▶ _DATA_:
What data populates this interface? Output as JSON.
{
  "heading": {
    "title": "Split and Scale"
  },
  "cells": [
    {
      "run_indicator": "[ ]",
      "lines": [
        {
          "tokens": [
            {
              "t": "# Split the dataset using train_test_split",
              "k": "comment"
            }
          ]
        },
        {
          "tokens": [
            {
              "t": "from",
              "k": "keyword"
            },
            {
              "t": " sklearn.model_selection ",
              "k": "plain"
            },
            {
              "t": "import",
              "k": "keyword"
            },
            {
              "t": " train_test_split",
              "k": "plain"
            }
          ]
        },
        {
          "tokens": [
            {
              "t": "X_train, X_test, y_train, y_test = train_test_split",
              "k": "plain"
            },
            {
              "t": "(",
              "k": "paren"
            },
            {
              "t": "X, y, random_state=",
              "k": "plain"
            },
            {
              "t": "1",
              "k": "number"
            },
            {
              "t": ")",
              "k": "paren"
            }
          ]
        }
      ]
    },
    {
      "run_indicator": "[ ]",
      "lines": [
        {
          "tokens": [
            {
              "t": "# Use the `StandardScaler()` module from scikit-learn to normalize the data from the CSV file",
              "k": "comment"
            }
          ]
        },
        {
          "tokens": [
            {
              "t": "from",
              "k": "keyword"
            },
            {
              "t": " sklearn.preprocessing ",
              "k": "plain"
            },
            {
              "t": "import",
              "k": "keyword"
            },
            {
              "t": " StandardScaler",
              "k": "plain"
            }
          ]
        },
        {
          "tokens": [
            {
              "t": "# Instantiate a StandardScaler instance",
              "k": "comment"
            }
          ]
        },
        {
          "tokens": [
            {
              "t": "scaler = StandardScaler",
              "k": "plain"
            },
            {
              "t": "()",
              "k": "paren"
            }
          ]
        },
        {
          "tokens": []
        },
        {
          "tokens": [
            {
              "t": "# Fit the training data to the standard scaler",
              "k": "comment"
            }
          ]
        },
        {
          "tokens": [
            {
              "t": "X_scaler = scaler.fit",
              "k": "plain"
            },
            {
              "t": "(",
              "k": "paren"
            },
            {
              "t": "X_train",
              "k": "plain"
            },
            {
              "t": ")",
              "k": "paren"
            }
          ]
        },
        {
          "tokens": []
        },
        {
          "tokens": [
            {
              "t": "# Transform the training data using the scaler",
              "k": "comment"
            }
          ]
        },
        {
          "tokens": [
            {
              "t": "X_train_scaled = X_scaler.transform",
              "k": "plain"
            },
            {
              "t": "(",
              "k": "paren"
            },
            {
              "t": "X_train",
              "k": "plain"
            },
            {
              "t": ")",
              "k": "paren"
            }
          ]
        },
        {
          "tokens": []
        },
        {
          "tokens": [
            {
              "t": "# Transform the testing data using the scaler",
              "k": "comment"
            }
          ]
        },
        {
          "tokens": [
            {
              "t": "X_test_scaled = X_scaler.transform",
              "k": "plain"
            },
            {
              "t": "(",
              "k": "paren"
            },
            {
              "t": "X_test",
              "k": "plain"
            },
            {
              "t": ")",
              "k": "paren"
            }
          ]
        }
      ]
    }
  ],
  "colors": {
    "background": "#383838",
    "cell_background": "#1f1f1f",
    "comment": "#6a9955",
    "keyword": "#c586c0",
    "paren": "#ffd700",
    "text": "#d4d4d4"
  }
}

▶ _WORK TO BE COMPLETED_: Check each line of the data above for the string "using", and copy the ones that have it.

▶ _REPLY_:
              "t": "# Split the dataset using train_test_split",
              "t": "# Transform the training data using the scaler",
              "t": "# Transform the testing data using the scaler",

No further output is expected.